    Great point,, Oleg. As the company providing the technology building blocks for CAD Data re-use and web/mobile visualization, we can confirm that you’re right. More companies whom you don’t think of typically as PLM vendors are adding more PLM-like capabilities. At the same time, PLM companies are moving past file management to allow deeper interaction with the 3D data as well as wider sharing. GitHub and GrabCAD ( a partner of ours) are two good examples, though there are more- and quite a few more coming on line over the next 6 months.

  • beyondplm

    Ron, thanks for your comment and “confirmation”. It is quite interesting to see how a landscape of CAD/PDM/PLM is changing these days. I can see more changes in the future. Happy Holidays!

  • I think this is exactly where the disruption starts. Sure, right now, it’s just STL files manually dumped into the GItHub repository, but the path forward from here should be interesting. I could see one of the bigger players, not fully understanding of what’s going on, to make a potential bid for GrabCAD.

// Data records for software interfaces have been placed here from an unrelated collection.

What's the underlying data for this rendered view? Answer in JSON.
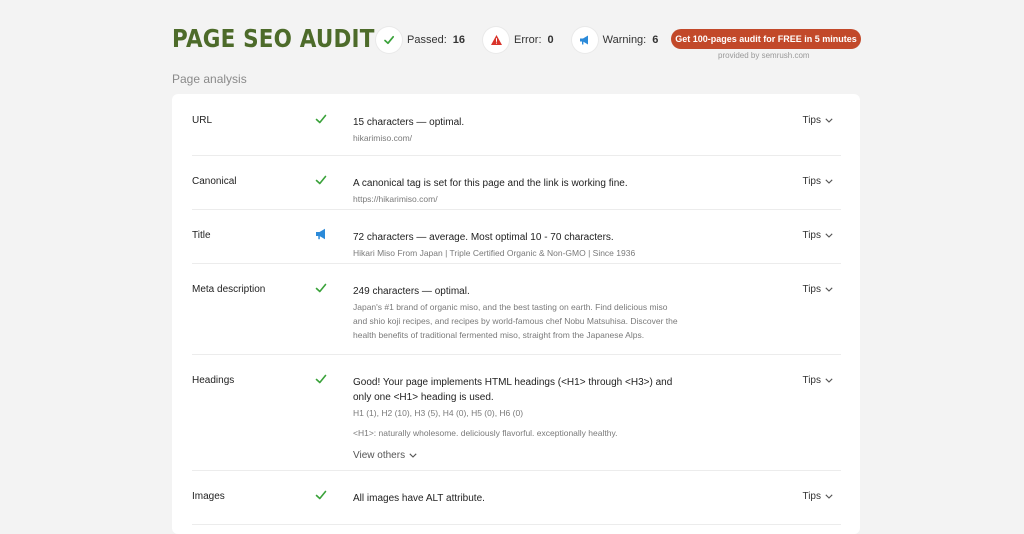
{
  "header": {
    "title": "PAGE SEO AUDIT",
    "stats": [
      {
        "label": "Passed:",
        "value": "16",
        "icon": "check-icon",
        "color": "#3aa23a"
      },
      {
        "label": "Error:",
        "value": "0",
        "icon": "error-triangle-icon",
        "color": "#d9342b"
      },
      {
        "label": "Warning:",
        "value": "6",
        "icon": "megaphone-icon",
        "color": "#2b8ad9"
      }
    ],
    "cta_label": "Get 100-pages audit for FREE in 5 minutes",
    "cta_color": "#c2492a",
    "provided_by": "provided by  semrush.com"
  },
  "section_title": "Page analysis",
  "rows": [
    {
      "label": "URL",
      "status": "passed",
      "main": "15 characters — optimal.",
      "sub": "hikarimiso.com/",
      "tips": "Tips"
    },
    {
      "label": "Canonical",
      "status": "passed",
      "main": "A canonical tag is set for this page and the link is working fine.",
      "sub": "https://hikarimiso.com/",
      "tips": "Tips"
    },
    {
      "label": "Title",
      "status": "warning",
      "main": "72 characters — average. Most optimal 10 - 70 characters.",
      "sub": "Hikari Miso From Japan | Triple Certified Organic & Non-GMO | Since 1936",
      "tips": "Tips"
    },
    {
      "label": "Meta description",
      "status": "passed",
      "main": "249 characters — optimal.",
      "sub": "Japan's #1 brand of organic miso, and the best tasting on earth. Find delicious miso and shio koji recipes, and recipes by world-famous chef Nobu Matsuhisa. Discover the health benefits of traditional fermented miso, straight from the Japanese Alps.",
      "tips": "Tips"
    },
    {
      "label": "Headings",
      "status": "passed",
      "main": "Good! Your page implements HTML headings (<H1> through <H3>) and only one <H1> heading is used.",
      "sub": "H1 (1), H2 (10), H3 (5), H4 (0), H5 (0), H6 (0)",
      "sub2": "<H1>: naturally wholesome. deliciously flavorful. exceptionally healthy.",
      "view_others": "View others",
      "tips": "Tips"
    },
    {
      "label": "Images",
      "status": "passed",
      "main": "All images have ALT attribute.",
      "tips": "Tips"
    }
  ],
  "colors": {
    "title": "#4d6b2a",
    "passed": "#3aa23a",
    "warning": "#2b8ad9",
    "error": "#d9342b"
  }
}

  • Dave

    You’ve got at correct Ed !
    I see SaaS and HaaS coming together in locations close to where people live (work place malls). People will go to these locations at times convenient to them, so that they can have access to the latest advanced software and hardware resources. They will create Interlectual Property and deliver it to their clients PDMSs via clouds.
    Just 120 locations throughout North America, each providing 1000 work spaces – at the cost equivalent to a daily lunch to users – and with 24/7/52 availability, will only require a utilization rate of 30% to generate total revenues of $785 million per annum.
    Question is, do the high end SaaS and HaaS producers and the Cloud technology providers all see the same numbers and are those numbers compelling ? … 120 locations will likely serve around 360,000 professionals in total and that’s a large crowd to source from if you’re looking for “Big Data” to analyse and help you innovate and make decisions regarding the running of your Enterprise. Finally, the best part, the crowd will pay you to be part of this new paradigm.

  • beyondplm

    Ed, I think you are right. I can see it goes “bottom up”… until it will be too late for somebody to catch up. The Innovators dilemma?

  • beyondplm

    Hi Dave, thanks for comments and thoughts… Not sure I can follow all numbers, but it is clearly a beginning of a new market and lots of opportunities. GitHub answers on the question – what is the missing function “today” that everybody needed. Looks like “compare STL files” is one. What will be the next? Good questions… IMHO, GrabCAD is trying to answer… Best, Oleg

  • Dave

    I’m thinking 24h x 7d x 52w x 1000 places  x 0.30 utilization ratio = 2,600,000 billable hours
    Also thinking that at $20 (price of a good lunch) for an 8 hr daily session, the rate for access to SaaS, HaaS and other Cloud Technologies, we’re looking at would be around $2.50 per billable hour.
    For 120 Sites across North America, 120 x 2,600,000 x $2.50 = $780 million
    So the questions are :-
    Will professionals wishing to make six figure plus incomes be willing to spend daily the equivalent cost of a good lunch for access to the necessary resources ?
    Can such facilities achieve a 30% or higher utilization rate ?

  • beyondplm

    I can see that. Which brings us to the point of software consumption as “utility” per GB.